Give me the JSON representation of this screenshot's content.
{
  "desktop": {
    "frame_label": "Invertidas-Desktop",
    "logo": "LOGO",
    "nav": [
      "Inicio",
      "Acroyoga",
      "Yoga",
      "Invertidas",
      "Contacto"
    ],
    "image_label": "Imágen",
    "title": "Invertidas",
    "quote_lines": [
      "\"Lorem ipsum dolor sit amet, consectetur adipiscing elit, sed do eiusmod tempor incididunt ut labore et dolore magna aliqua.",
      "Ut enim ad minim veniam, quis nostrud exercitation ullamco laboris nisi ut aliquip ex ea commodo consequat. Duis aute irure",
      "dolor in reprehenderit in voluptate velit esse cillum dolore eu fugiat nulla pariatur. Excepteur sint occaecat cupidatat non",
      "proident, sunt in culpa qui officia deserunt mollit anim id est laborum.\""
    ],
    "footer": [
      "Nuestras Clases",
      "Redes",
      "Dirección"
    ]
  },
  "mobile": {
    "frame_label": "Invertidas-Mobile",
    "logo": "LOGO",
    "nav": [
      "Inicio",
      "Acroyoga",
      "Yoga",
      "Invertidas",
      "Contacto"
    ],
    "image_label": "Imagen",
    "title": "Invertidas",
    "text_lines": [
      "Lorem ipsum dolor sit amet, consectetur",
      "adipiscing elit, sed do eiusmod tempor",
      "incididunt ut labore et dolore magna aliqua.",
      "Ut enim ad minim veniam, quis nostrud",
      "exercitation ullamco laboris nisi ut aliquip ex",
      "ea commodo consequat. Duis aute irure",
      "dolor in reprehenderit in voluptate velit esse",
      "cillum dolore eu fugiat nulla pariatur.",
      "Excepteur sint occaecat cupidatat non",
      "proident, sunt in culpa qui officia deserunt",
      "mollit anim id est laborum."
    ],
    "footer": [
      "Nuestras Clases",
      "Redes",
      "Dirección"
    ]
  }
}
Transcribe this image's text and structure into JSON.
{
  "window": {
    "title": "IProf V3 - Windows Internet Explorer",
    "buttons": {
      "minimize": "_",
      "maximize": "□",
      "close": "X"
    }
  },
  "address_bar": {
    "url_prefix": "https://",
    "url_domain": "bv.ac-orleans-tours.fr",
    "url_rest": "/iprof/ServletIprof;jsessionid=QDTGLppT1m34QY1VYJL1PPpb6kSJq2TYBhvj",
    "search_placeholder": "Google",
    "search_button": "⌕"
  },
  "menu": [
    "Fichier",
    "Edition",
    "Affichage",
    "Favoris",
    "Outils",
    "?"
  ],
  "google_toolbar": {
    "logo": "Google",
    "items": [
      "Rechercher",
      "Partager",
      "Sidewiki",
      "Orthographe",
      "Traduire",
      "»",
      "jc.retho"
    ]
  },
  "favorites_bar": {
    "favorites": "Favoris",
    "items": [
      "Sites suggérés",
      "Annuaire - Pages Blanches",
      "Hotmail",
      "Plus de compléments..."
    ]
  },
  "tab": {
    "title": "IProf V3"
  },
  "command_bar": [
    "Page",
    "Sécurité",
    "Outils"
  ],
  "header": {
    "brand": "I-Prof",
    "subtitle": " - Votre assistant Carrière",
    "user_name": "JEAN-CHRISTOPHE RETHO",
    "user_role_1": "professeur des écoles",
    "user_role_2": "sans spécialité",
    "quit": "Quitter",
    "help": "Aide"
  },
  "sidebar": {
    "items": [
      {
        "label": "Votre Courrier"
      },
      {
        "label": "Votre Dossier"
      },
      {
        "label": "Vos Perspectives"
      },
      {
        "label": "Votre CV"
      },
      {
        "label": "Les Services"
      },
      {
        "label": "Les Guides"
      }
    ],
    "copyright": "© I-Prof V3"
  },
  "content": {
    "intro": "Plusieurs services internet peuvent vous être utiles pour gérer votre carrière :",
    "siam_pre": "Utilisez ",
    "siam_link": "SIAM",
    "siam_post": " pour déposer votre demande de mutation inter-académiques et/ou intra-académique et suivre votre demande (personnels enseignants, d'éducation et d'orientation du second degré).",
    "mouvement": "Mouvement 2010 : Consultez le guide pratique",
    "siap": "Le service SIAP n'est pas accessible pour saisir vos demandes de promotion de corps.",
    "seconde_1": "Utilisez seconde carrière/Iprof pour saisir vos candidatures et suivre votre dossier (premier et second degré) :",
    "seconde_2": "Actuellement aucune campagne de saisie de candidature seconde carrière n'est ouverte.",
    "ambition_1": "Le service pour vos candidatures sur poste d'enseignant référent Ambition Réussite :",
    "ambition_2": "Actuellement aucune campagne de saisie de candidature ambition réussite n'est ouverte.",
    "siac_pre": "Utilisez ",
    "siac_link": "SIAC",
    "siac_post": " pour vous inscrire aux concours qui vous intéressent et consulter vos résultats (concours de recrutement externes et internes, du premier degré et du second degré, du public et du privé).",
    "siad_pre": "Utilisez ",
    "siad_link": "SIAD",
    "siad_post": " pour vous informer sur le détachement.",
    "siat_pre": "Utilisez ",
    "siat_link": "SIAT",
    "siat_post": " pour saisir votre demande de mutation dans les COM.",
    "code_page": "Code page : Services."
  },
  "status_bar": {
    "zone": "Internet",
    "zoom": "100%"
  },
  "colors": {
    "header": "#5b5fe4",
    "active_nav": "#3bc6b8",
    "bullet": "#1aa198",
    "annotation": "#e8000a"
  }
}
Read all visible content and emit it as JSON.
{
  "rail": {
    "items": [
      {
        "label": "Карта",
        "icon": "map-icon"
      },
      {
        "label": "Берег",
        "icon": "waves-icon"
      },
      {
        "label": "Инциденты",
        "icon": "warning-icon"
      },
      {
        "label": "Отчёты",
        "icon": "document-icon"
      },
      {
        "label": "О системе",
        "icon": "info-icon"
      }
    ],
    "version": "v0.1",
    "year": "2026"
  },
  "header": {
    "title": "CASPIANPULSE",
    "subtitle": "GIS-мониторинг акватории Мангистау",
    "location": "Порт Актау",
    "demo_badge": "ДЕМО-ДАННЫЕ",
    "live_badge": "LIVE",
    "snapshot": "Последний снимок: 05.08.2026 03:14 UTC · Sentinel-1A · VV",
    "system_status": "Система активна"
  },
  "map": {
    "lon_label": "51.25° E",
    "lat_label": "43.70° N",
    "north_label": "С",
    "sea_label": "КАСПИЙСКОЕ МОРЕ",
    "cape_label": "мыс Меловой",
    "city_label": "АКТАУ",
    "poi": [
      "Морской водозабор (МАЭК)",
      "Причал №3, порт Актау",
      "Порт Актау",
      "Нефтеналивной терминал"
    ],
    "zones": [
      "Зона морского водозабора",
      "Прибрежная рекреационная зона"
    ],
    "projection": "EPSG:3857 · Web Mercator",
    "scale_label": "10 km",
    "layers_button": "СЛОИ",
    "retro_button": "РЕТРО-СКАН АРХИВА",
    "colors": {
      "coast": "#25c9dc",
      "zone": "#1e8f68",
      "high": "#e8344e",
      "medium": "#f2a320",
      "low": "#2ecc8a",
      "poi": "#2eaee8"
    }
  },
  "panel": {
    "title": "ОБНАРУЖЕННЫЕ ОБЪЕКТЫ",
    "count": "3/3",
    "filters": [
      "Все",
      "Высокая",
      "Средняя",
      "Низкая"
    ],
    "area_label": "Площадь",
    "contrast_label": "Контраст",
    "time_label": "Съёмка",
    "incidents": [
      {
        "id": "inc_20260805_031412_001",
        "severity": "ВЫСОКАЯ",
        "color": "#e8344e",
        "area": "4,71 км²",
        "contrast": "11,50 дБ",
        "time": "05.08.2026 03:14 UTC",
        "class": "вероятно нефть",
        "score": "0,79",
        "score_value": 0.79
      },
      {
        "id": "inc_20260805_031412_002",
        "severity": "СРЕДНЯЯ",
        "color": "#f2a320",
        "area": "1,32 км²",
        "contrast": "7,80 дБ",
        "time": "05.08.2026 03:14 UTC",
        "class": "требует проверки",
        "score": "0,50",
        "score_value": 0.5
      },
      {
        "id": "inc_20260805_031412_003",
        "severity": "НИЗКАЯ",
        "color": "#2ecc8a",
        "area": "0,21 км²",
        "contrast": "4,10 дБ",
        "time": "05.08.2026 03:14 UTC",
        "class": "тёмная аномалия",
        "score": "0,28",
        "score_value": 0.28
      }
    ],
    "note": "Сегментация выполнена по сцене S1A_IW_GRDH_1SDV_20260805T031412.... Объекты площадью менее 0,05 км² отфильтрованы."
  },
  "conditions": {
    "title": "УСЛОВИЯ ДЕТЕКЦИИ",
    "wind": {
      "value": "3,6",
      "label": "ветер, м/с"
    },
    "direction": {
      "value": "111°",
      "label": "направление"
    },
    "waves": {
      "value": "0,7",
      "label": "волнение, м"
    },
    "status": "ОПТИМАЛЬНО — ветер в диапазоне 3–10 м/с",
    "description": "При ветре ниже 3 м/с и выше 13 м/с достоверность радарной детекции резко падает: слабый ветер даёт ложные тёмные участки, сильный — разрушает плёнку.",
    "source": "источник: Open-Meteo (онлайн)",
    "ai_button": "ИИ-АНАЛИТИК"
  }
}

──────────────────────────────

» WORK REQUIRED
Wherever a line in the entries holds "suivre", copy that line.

» EXERCISE ANSWER
    "siam_post": " pour déposer votre demande de mutation inter-académiques et/ou intra-académique et suivre votre demande (personnels enseignants, d'éducation et d'orientation du second degré).",
    "seconde_1": "Utilisez seconde carrière/Iprof pour saisir vos candidatures et suivre votre dossier (premier et second degré) :",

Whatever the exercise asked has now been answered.